SPANISH POLICE clashed with and arrested demonstrators last evening as thousands surrounded the parliament building in Madrid to protest against the government ahead of a crucial few days for the economy.
The protesters, who staged popular assemblies and rallies across the capital throughout the day, were angry at government economic policy, although the day’s actions were directed at Spain’s political class as a whole.
Although most of the day passed without major incidents, as the demonstration approached its climax outside the Congress building in the evening, there were clashes with police and arrests.
“The problem Spanish people have is that we don’t know what’s going on, and we don’t participate in the running of the country,” said Laura Matos, a young lawyer who gathered with hundreds of other protesters for a popular assembly opposite the Prado art museum in the afternoon.
“The only way we participate is by having to put up with cuts to areas such as healthcare and education.”
The “Occupy Congress” protest was led by two new social organisations, and was backed by dozens of other, mainly left-leaning groups. The build-up to the day’s actions was tense, due in great part to the organisers’ stated aim of pressuring the government to step down and Congress to dissolve.
However, about 1,400 police were deployed to Congress and the area around the building was cordoned off throughout the day.
María Dolores de Cospedal, the deputy leader of the governing Partido Popular, on Monday criticised the planned protest as undemocratic. “The last time I remember Congress being surrounded was when there was an attempted coup d’état,” she said, in reference to Spain’s failed putsch of 1981.
This comparison of current demonstrators with pro-Franco rebels from a dark episode in Spain’s past drew harsh criticism from other political parties.
Spain is in a double-dip recession and has Europe’s highest jobless rate at 25 per cent. The conservative government has embarked on a severe austerity programme in an effort to meet EU targets and slash the deficit.
“This government is leading us towards an economic dictatorship,” said telecoms technician Guillermo Ruiz, who was standing within view of Congress behind a makeshift fence erected by the police as the protest got under way. “We need these incompetent people to resign.”
The government of Mariano Rajoy is expected to unveil the proposed 2013 budget tomorrow, along with a raft of structural reforms.

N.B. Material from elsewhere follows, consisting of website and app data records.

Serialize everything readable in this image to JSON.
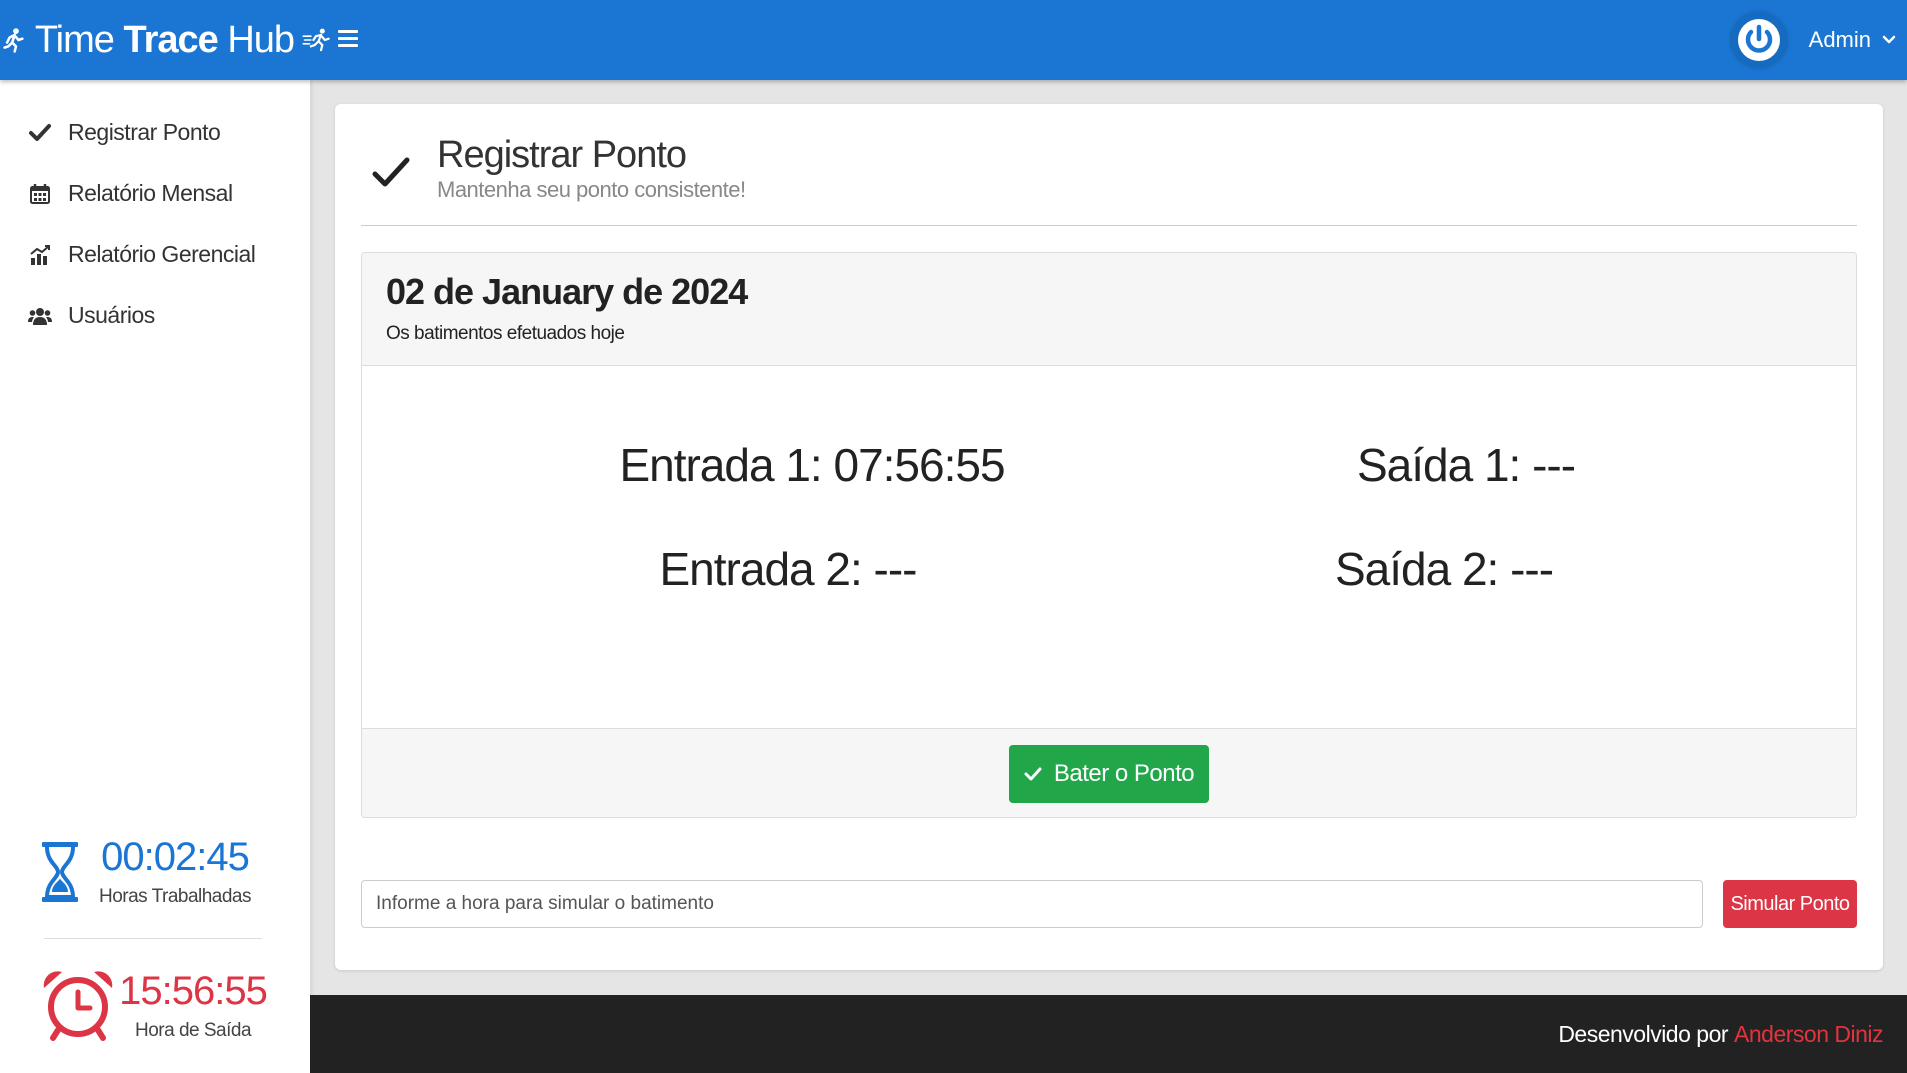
{
  "app": {
    "brand_light_1": "Time",
    "brand_bold": "Trace",
    "brand_light_2": "Hub"
  },
  "header": {
    "user_name": "Admin"
  },
  "sidebar": {
    "items": [
      {
        "label": "Registrar Ponto",
        "icon": "check-icon"
      },
      {
        "label": "Relatório Mensal",
        "icon": "calendar-icon"
      },
      {
        "label": "Relatório Gerencial",
        "icon": "chart-icon"
      },
      {
        "label": "Usuários",
        "icon": "users-icon"
      }
    ],
    "hours_worked": {
      "value": "00:02:45",
      "label": "Horas Trabalhadas",
      "color": "#1a76d2"
    },
    "exit_time": {
      "value": "15:56:55",
      "label": "Hora de Saída",
      "color": "#dc3545"
    }
  },
  "page": {
    "title": "Registrar Ponto",
    "subtitle": "Mantenha seu ponto consistente!"
  },
  "day": {
    "date": "02 de January de 2024",
    "subtitle": "Os batimentos efetuados hoje",
    "entries": {
      "entrada_1": "Entrada 1: 07:56:55",
      "saida_1": "Saída 1: ---",
      "entrada_2": "Entrada 2: ---",
      "saida_2": "Saída 2: ---"
    },
    "punch_button": "Bater o Ponto"
  },
  "simulate": {
    "placeholder": "Informe a hora para simular o batimento",
    "button": "Simular Ponto"
  },
  "footer": {
    "text": "Desenvolvido por",
    "author": "Anderson Diniz"
  },
  "colors": {
    "primary": "#1a76d2",
    "success": "#22a64a",
    "danger": "#dc3545"
  }
}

Although few details are available, many believe the measures announced will have the blessing of Brussels and will pave the way for a possible sovereign bailout for Spain.
Details of audits carried out on Spain’s banking sector are to be released on Friday. In June, Spain requested a rescue package of up to €100 billion for its banks. The audit results should make clear exactly how much of that amount is needed.
The troubles of Spain’s lenders have helped send the country’s borrowing costs spiralling to unsustainable levels in recent months, fuelling speculation that a full bailout is imminent.
So far, September has lived up to its billing as one of the most challenging months of Rajoy’s tenure. A huge demonstration in Barcelona on September 11th in which Catalan nationalists called for independence from Spain was followed days later by major anti-austerity protests in Madrid.
Yesterday Catalan premier Artur Mas put the central government under further pressure by calling early elections in his region for November.
“People have felt for some time that their politicians are just taking care of themselves,” said Manuel de la Rocha, of the Fundación Alternativas think tank.